Renormalization of mass of an electron inside the crystal

In Cheng and Li's book, Gauge theory of Elementary Particle Physics, he essentially says that renormalization has nothing to do with infinities. Even in a totally finite theory, we would still have to renormalize physical quantities. For example, the mass $m^*$ of an electron inside the crystal is renormalized from the mass $m$ it has outside the crystal (due to the interaction inside the crystal). However, unlike relativistic QFT, both $m$ and $m^*$ are measurable and finite. Therefore, the correction $\delta m=m-m^*$ should also be finite.

How does one calculate this correction $\delta m$? If one uses quantum field theory, he finds that the correction to electron mass is logarithmically divergent.

• In QFT the masses are not divergent if we take some cut-off. The divergence only shows up if you push our QFT to arbitrary small distance. In your case, the QFT is an effective one, so is wrong to push it to arbitrary small distance, you know that there is a free electron at a given (small distance/high energy), with a bare mass $m$. The corrections will not be divergent because the limits of our integrals in momentum space will not be pushed to infinity.
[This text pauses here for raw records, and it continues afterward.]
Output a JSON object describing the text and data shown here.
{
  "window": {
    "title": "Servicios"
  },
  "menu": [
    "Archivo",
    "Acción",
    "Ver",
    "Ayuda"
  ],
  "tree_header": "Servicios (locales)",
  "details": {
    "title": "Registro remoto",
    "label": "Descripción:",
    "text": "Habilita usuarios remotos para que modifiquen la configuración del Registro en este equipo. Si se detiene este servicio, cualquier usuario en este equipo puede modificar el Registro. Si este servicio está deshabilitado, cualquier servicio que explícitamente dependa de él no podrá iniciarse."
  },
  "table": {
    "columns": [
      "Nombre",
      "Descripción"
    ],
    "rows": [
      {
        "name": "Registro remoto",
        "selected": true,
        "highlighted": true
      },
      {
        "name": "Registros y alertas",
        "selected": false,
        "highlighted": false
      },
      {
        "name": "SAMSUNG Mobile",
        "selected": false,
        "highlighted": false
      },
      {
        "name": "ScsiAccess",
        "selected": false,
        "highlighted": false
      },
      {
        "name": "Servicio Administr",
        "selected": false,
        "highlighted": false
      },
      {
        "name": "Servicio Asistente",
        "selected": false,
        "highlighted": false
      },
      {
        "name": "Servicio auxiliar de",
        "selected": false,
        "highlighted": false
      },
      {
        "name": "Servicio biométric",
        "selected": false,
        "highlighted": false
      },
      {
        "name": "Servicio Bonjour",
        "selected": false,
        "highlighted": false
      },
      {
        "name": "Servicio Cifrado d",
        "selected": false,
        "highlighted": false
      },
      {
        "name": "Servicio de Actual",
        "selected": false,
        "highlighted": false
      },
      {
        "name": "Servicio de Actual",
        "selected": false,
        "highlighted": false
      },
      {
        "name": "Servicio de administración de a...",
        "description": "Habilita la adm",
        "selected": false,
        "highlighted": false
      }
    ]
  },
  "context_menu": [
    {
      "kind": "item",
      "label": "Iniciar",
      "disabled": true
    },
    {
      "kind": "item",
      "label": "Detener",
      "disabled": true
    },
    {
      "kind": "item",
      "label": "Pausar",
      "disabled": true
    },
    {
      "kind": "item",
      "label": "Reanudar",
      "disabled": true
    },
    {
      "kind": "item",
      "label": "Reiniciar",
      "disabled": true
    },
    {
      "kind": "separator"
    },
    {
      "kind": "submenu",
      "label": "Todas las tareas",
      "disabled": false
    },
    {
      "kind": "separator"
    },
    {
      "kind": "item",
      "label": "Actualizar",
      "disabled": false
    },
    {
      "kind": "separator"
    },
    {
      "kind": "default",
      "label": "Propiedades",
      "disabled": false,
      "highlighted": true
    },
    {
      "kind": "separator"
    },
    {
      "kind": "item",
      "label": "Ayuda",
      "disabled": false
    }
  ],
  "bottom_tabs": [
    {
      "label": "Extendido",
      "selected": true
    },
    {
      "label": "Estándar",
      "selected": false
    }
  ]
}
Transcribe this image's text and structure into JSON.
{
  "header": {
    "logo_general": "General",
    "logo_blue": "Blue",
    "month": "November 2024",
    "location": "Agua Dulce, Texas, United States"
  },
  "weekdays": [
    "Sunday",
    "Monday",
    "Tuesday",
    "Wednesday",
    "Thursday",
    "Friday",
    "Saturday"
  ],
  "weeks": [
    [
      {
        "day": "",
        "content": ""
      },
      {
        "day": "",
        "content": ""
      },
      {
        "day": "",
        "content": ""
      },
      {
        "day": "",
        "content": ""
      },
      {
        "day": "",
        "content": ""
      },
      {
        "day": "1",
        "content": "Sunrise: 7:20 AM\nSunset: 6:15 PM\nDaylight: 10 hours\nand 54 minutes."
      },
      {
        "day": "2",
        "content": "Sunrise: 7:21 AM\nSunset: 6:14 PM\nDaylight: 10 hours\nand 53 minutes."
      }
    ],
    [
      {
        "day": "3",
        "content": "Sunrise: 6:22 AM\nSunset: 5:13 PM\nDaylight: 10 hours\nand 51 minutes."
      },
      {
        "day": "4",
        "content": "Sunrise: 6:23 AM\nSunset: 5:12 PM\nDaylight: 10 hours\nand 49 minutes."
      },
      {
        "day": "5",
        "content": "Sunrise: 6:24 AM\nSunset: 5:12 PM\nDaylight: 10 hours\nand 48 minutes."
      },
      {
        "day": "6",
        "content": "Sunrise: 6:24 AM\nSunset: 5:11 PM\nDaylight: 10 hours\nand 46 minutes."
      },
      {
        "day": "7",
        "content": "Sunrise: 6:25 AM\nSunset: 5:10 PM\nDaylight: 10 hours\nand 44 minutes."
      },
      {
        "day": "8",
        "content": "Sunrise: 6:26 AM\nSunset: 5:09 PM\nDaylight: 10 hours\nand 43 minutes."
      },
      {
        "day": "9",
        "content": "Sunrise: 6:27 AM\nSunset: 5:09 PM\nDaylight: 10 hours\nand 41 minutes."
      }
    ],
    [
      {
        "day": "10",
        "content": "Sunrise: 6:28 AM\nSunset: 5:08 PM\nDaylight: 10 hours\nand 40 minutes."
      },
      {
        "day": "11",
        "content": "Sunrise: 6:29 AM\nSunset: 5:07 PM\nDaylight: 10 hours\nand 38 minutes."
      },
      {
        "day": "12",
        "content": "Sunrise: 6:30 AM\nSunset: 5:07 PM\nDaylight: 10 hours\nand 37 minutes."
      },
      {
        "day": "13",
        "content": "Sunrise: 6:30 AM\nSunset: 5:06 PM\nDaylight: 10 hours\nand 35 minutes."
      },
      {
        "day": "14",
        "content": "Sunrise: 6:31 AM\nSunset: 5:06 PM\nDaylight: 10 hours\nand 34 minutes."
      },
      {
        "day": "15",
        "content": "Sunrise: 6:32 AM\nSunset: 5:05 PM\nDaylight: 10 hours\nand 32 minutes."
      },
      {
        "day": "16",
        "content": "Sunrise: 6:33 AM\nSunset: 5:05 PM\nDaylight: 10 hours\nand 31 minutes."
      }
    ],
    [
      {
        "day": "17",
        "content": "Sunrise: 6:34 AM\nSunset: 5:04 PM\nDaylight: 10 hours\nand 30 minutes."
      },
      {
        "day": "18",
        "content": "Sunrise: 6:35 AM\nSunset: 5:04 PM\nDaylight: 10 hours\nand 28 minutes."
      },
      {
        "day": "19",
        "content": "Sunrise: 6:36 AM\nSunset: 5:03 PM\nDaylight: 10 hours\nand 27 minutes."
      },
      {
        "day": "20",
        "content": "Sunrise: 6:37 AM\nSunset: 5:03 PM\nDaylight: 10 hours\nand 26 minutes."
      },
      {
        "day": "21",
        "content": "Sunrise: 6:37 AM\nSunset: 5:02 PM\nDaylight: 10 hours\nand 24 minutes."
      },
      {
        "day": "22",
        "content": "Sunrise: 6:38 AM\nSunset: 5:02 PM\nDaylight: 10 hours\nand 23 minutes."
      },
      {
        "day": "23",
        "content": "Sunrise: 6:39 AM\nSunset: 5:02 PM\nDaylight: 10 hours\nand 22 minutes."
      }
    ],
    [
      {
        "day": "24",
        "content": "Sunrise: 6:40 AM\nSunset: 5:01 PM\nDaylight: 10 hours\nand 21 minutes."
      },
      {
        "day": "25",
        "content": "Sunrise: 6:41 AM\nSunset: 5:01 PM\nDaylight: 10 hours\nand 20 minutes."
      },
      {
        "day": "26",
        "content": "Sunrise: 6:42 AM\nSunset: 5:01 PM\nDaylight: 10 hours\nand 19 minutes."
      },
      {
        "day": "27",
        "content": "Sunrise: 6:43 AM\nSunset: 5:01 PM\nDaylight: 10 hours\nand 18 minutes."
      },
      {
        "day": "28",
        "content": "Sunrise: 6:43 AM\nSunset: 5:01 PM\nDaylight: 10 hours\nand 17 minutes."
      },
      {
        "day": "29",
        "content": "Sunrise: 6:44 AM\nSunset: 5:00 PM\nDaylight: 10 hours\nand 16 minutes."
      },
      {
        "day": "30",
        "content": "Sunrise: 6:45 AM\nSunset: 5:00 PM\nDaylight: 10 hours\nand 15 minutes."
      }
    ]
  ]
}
The $\delta m$ will clearly be $\sim\Lambda\log \Lambda$ at first orders. With $\Lambda$ being the the cut-off. – Nogueira Feb 16 '18 at 1:02

There are also typical examples from the high-energy effective field theories, like chiral perturbation theory, which describes the pseudo-scalar mesons octet interactions below the scale of the QCD chiral symmetry spontaneous breaking. In this theory the natural cut-off is the proton mass. Without EM interactions the masses $\pi^{0}, \pi^{\pm}$ are equal. However, once the EM interactions are turned on, loop corrections to the charged mesons masses appear. With finite cut-off, these corrections are, of course, finite.